Sue Wong's Fall Collection Echoes My Fair Lady

Fashion designer Sue Wong used her historic Hollywood home, The Cedars, to showcase her My Fair Lady-inspired Fall 2011 Collection Friday as part of Los Angeles Fashion Week. Wong’s models roamed the estate in Wong’s creations as guests enjoyed a champagne brunch.

Wong’s collection features ornate gowns and cocktail dresses in rich satin, flowing chiffons and laces, embellished with Edwardian inspired beadwork, intricate embroidery and delicate applique with skirts of organza and ostrich feather. The scene was intended to evoke Sir Cecil Beaton’s costume in the racetrack scene of the 1964 film starring Audrey Hepburn in the title role.

Beautiful, romantic and elegant pieces in the collection “can transform any woman into a goddess, enchantress and duchess,” said Wong.

Guests did their part by donning their favorite ascot hats and Sue Wong’s gowns. Actress Tippi Hedren attended in a fedora to suggest Professor Higgins.

“I think the collection is probably one of the most beautiful in the whole world no matter how long you go back in the history of fashion,” said Hedren. “Sue Wong has such an air of elegance, glamour; everything you could possibly want.”

“I believe that clothing has the ability to empower and transform a woman into the fantasy of her choice,” says Wong. Her motto — “Beauty. Magic. Transformation.” — echoes the film’s premise in which a ‘guttersnipe’ flower seller is transformed by Higgins into an elegant lady.

Sue Wong is known for designs that echoes period styles while achieving a fresh, modern spirit. They are sold in fine boutiques and department stores like Neiman Marcus, Saks Fifth Avenue, Bloomingdale’s and Nordstrom and in more than 27 countries globally. Sponsors for the event included Fiji Water, PAMA Liqueur, South Coast Winery Resort and Spa, Napoleon Perdis, Hair By Sheena Mi Lee, Michael Antonio, Izze Sparkling Juice, What’s Ur Bag, Ardell, and China Glaze.

Sue Wong was born in rural communist China in 1949. Her family first escaped to Hong Kong before managing to immigrate to the United States in 1955.

While growing up in California she had her sights set on a career in fine arts. She won a scholarship to the prestigious California Institute of the Arts after high school, but her parents kept her from attending because they wanted her to become an accountant or a teacher.

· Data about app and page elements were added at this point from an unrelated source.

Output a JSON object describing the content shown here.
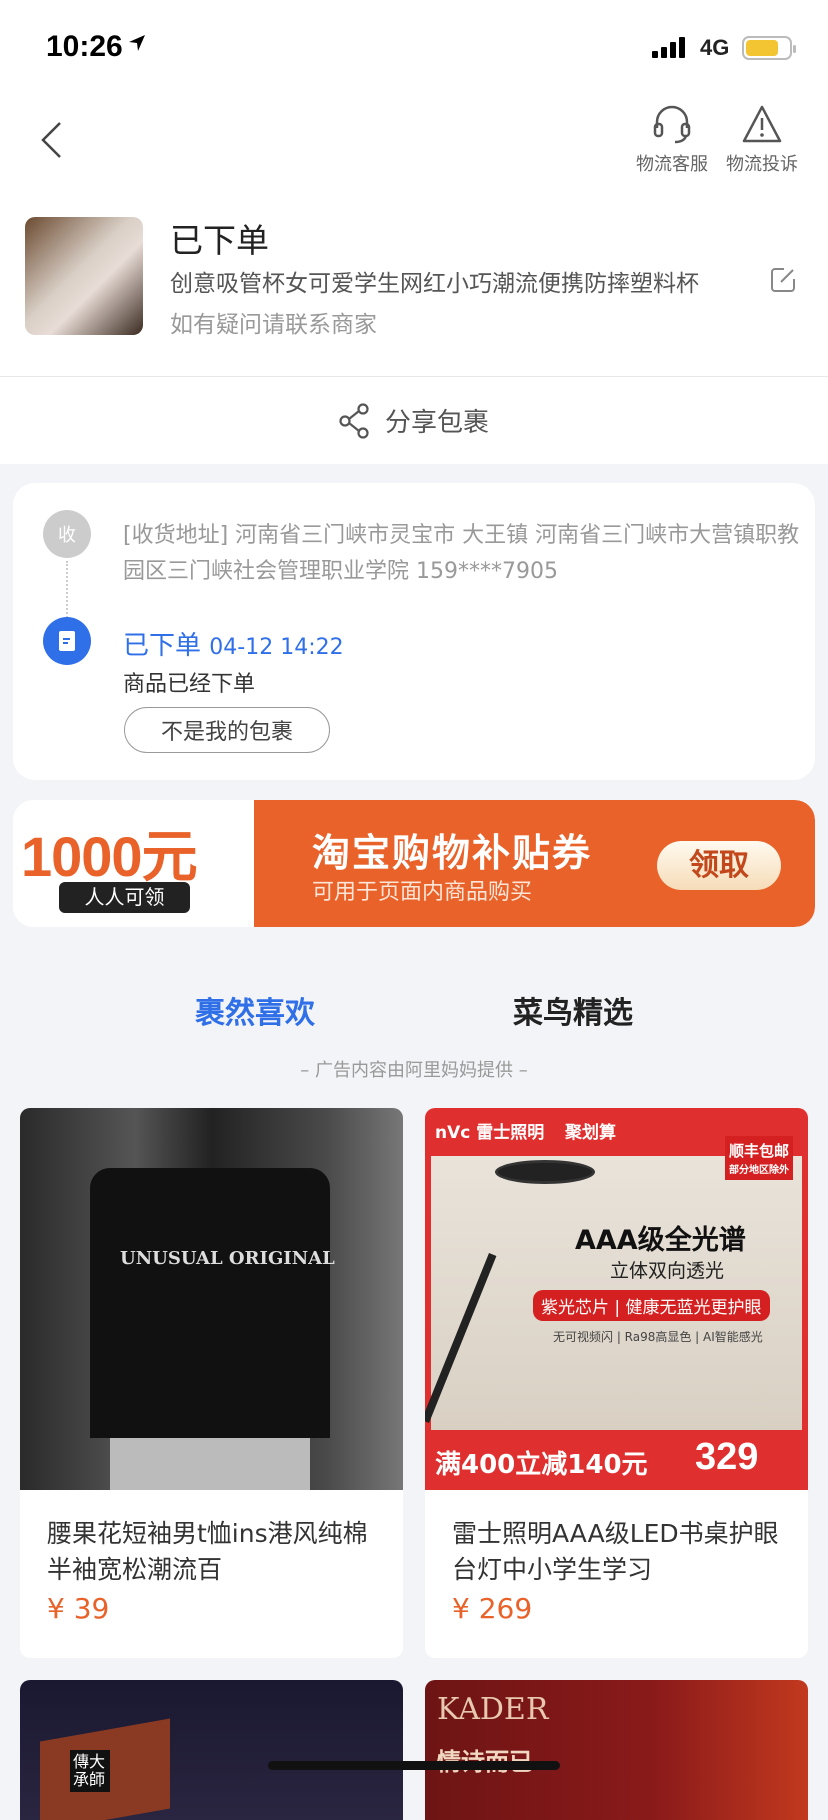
{
  "status_bar": {
    "time": "10:26",
    "network": "4G",
    "battery_level": 0.75
  },
  "header": {
    "back_label": "back",
    "actions": [
      {
        "label": "物流客服",
        "icon": "headset-icon"
      },
      {
        "label": "物流投诉",
        "icon": "warning-icon"
      }
    ]
  },
  "order": {
    "status": "已下单",
    "product_name": "创意吸管杯女可爱学生网红小巧潮流便携防摔塑料杯",
    "hint": "如有疑问请联系商家"
  },
  "share": {
    "label": "分享包裹"
  },
  "tracking": {
    "address_badge": "收",
    "address": "[收货地址] 河南省三门峡市灵宝市  大王镇   河南省三门峡市大营镇职教园区三门峡社会管理职业学院 159****7905",
    "event_status": "已下单",
    "event_time": "04-12 14:22",
    "event_desc": "商品已经下单",
    "not_mine_button": "不是我的包裹"
  },
  "coupon": {
    "amount": "1000元",
    "badge": "人人可领",
    "title": "淘宝购物补贴券",
    "subtitle": "可用于页面内商品购买",
    "claim_button": "领取",
    "accent": "#e8622a"
  },
  "tabs": [
    {
      "label": "裹然喜欢",
      "active": true
    },
    {
      "label": "菜鸟精选",
      "active": false
    }
  ],
  "ad_note": "– 广告内容由阿里妈妈提供 –",
  "products": [
    {
      "title": "腰果花短袖男t恤ins港风纯棉半袖宽松潮流百",
      "price": "¥ 39",
      "image_text": "UNUSUAL ORIGINAL"
    },
    {
      "title": "雷士照明AAA级LED书桌护眼台灯中小学生学习",
      "price": "¥ 269",
      "image_text": {
        "brand": "nVc 雷士照明",
        "campaign": "聚划算",
        "ship": "顺丰包邮",
        "ship_sub": "部分地区除外",
        "headline": "AAA级全光谱",
        "sub": "立体双向透光",
        "tag1": "紫光芯片",
        "tag2": "健康无蓝光更护眼",
        "features": "无可视频闪 | Ra98高显色 | AI智能感光",
        "promo": "满400立减140元",
        "promo_price": "329"
      }
    }
  ],
  "more_products": [
    {
      "image_text": "傳大 承師"
    },
    {
      "image_text": "KADER",
      "image_sub": "情诗而已"
    }
  ]
}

Ultimately, however, Wong defied her parents’ wishes and enrolled at Los Angeles Technical College. Within a month she won a scholarship from Arpeja, a hip fashion company for younger women. Within a year, when she was only 18, Wong ended her schooling to take a full-time job as a designer in Arpeja’s sportswear division.

At first she found the business to be a nightmare. In 1970, after only about a year at Arpeja, Wong decided to start up her own company with a girlfriend.

“I wanted to escape the horrors of the garment business and find my own personal style,” Wong recalled. She soon learned that running a new fashion house was even tougher than working for an existing fashion house. In 1974 she returned to Arpeja as head designer for Young Edwardian. That job required her to do five lines a year with over 100 dresses for each collection. “The work load is heavy but the designing part comes easy,” she said.

After she became lead designer in 1977, Arpeja’s sales jumped to $51 million from only $3 million in 1974.

At the time Wong claimed that it didn’t bother her to be designing anonymously for Arpeja.

“I don’t care [because] I think most of the people in the garment business are hustlers and whores,” she said.

But by 1979 Wong decided to go independent again with her own name on the company signage. Her business strategy was to do the designing in Los Angeles but have the labor-intensive work down in China. That proved to be the right strategy for keeping the company profitable.

Wong is married to artist and textile designer Ralph Homann who eventually ended up staying home to raise their two children. “He’s very good at it,” Wong said. “Better than I would be.”